The department of Pathology supports a robust research program including over 100 research faculty in over 40 laboratories, with 12 endowed professorships. Broad areas of research interests encompass basic, translational and clinical sciences, and utilize state of the art multi-disciplinary approaches investigating the pathobiology of human disease. Research programs in U-M Pathology encompass a wide range of topics in the areas of Aging, Allergy, Cancer Biology, Development & DNA repair, Inflammation and Immunology, Mucosal Inflammation and Epithelial Pathobiology, Neurobiology/Pathology and Bioinformatics. Research strengths are further complemented by innovative clinical and translational research programs in Anatomic and Clinical Pathology.
Pathology research at U-M is supported by funding from the NIH, NSF, DOD, private foundations and pharmaceutical industry and ranks in the top ten nationally among Pathology Departments. Our recruitment efforts as well as recent funding successes have positioned U-M Pathology as a leading research destination in Pathology nationally.
Congratulations are due to Dr. Asma Nusrat, F. Peyton Rous Professor of Experimental Pathology and Director of Experimental Pathology, and Dr. Charles Parkos, Carl V. Weller Professor and Chair of Pathology, on being named 2022 American Association for the Advancement of Science Fellows.
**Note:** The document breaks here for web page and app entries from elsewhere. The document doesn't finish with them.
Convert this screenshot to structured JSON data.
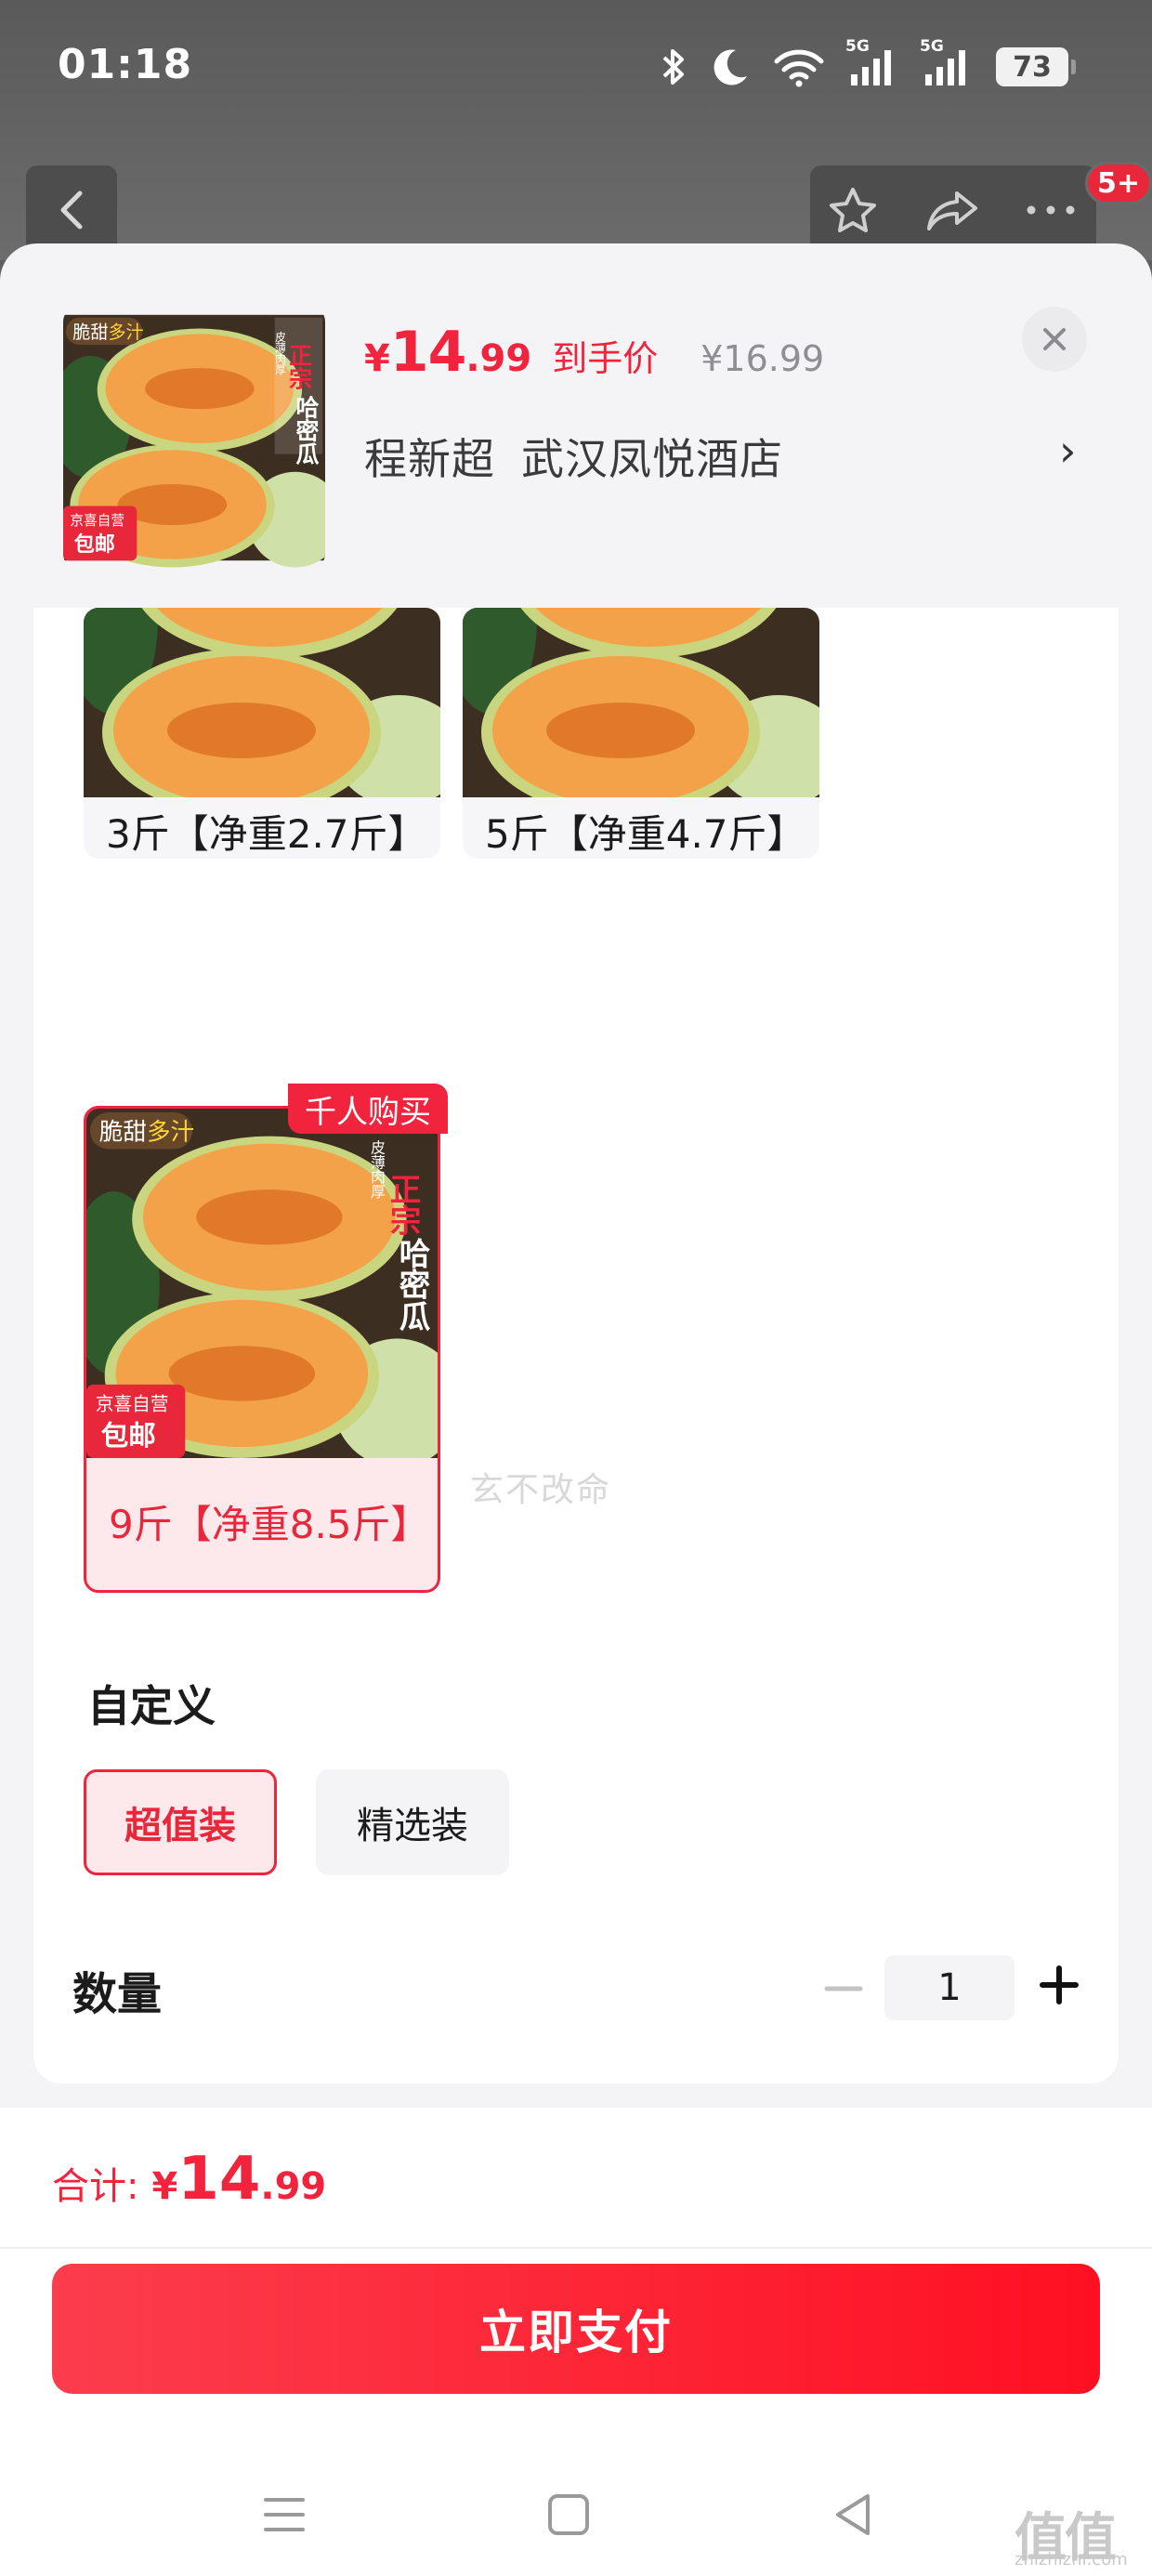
{
  "status_bar": {
    "time": "01:18",
    "network_tag_1": "5G",
    "network_tag_2": "5G",
    "battery": "73"
  },
  "top_bar": {
    "cart_badge": "5+"
  },
  "product": {
    "price_currency": "¥",
    "price_int": "14",
    "price_dec": ".99",
    "price_label": "到手价",
    "original_price": "¥16.99",
    "address_name": "程新超",
    "address_place": "武汉凤悦酒店",
    "address_chevron": "›"
  },
  "thumbnail": {
    "tag_crisp": "脆甜",
    "tag_juicy": "多汁",
    "tag_thin": "皮薄肉厚",
    "tag_authentic": "正宗",
    "tag_name": "哈密瓜",
    "tag_store": "京喜自营",
    "tag_shipping": "包邮"
  },
  "specs": [
    {
      "label": "3斤【净重2.7斤】",
      "selected": false
    },
    {
      "label": "5斤【净重4.7斤】",
      "selected": false
    },
    {
      "label": "9斤【净重8.5斤】",
      "selected": true,
      "badge": "千人购买"
    }
  ],
  "watermark": "玄不改命",
  "custom": {
    "title": "自定义",
    "options": [
      {
        "label": "超值装",
        "selected": true
      },
      {
        "label": "精选装",
        "selected": false
      }
    ]
  },
  "quantity": {
    "label": "数量",
    "value": "1"
  },
  "total": {
    "label": "合计:",
    "currency": "¥",
    "int": "14",
    "dec": ".99"
  },
  "pay_button": "立即支付",
  "site_watermark": {
    "logo": "值值值",
    "url": "zhizhizhi.com"
  },
  "colors": {
    "accent": "#f2233c",
    "selected_bg": "#fde8ec",
    "pay_gradient_start": "#fb3d4d",
    "pay_gradient_end": "#fe1022"
  },
  "icons": [
    "bluetooth-icon",
    "moon-icon",
    "wifi-icon",
    "signal-icon",
    "back-arrow-icon",
    "star-icon",
    "share-icon",
    "more-icon",
    "close-icon",
    "minus-icon",
    "plus-icon",
    "menu-icon",
    "home-icon",
    "back-triangle-icon"
  ]
}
The AAAS is the world’s largest general scientific society and publisher of the Science family of journals. The 2022 class was comprised of 505 scientists, engineers and innovators from around the world and across all disciplines. Being selected as an AAAS Fellow is one of the most distinguished honors within the scientific community. The newly elected Fellows are being recognized for their scientific and socially notable achievements spanning their careers.
One of the most fascinating aspects of a career in cancer research is that one never knows when or where the next great discovery will occur. This was true of a recent breakthrough discovery made by the Dr. Russell Ryan laboratory at the University of Michigan Medical School. They were shocked to find that active regulatory elements in B-ALL contained not only typical protein binding sequences but also simple repeats of the sequence “GGAA”, usually considered a form of “junk DNA” with no regulatory function [...]
Members of the University of Michigan Department of Pathology and Michigan Center for Translational Pathology, in collaboration with the Clinical Proteomic Tumor Analysis Consortium, recently published a large study on clear cell renal cell carcinomas (ccRCCs), which represent about 75% of the RCC cases and account for the most RCC-associated deaths. This study set out to create a comprehensive profile of ccRCC, combining histologic and molecular profiles. By analyzing both the microscopic cell structures and the genetic makeup of the cells, these researchers discovered significant intratumoral heterogeneity in 90% of ccRCCs. This indicates that ccRCCs originate from multiple tumor cell lines, called tumor subclones, that may become metastatic and could independently influence response to therapies. Through this study, the team was able to molecularly stratify aggressive histopathic subtypes, which may lead to more effective treatment strategies for patients and improved survival.
Walk through a 30-year career with Dr. Gabriel Nunez--highlighting his key discoveries, perspectives on work/life balance, and those he mentored.